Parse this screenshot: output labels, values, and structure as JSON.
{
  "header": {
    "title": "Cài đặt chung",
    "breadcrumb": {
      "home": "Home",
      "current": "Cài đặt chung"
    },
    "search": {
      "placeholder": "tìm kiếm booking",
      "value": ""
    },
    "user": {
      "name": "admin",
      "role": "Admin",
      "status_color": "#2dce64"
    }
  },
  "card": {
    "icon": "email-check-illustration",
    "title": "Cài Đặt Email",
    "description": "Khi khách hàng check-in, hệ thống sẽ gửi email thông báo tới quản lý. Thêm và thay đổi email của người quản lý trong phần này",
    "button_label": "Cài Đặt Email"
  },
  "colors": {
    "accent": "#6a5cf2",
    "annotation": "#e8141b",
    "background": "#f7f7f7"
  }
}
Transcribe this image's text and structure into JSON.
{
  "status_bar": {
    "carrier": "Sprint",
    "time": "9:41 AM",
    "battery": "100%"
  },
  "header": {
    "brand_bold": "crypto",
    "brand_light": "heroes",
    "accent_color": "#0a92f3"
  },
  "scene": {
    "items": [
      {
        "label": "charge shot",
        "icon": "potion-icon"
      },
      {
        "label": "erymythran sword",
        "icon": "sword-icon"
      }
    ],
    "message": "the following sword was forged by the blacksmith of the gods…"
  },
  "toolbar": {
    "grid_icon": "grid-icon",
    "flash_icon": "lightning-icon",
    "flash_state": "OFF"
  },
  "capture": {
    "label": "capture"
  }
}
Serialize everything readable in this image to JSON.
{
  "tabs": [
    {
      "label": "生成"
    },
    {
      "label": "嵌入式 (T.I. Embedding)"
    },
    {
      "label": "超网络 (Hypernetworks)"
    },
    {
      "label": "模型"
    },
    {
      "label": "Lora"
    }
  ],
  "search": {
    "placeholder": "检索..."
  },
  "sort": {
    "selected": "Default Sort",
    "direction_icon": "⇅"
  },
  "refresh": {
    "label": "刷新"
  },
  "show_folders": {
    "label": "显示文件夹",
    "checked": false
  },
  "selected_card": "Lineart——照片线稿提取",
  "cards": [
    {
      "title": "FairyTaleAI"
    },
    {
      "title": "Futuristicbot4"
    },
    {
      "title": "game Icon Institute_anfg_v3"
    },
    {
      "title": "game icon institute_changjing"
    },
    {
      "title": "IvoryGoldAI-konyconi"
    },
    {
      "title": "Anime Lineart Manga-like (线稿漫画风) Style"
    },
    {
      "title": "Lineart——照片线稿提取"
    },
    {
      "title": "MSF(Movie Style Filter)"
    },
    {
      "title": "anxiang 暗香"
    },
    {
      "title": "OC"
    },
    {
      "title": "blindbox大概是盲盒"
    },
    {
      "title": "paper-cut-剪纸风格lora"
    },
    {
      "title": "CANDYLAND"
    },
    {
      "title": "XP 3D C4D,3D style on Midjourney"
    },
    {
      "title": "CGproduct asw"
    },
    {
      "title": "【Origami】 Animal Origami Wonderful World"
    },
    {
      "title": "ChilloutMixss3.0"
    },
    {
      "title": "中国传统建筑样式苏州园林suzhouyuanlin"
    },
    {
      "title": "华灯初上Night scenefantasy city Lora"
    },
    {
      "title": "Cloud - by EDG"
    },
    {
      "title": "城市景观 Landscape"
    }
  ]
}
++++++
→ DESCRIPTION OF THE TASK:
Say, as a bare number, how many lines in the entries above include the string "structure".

→ RESULT OF THE EXERCISE:
2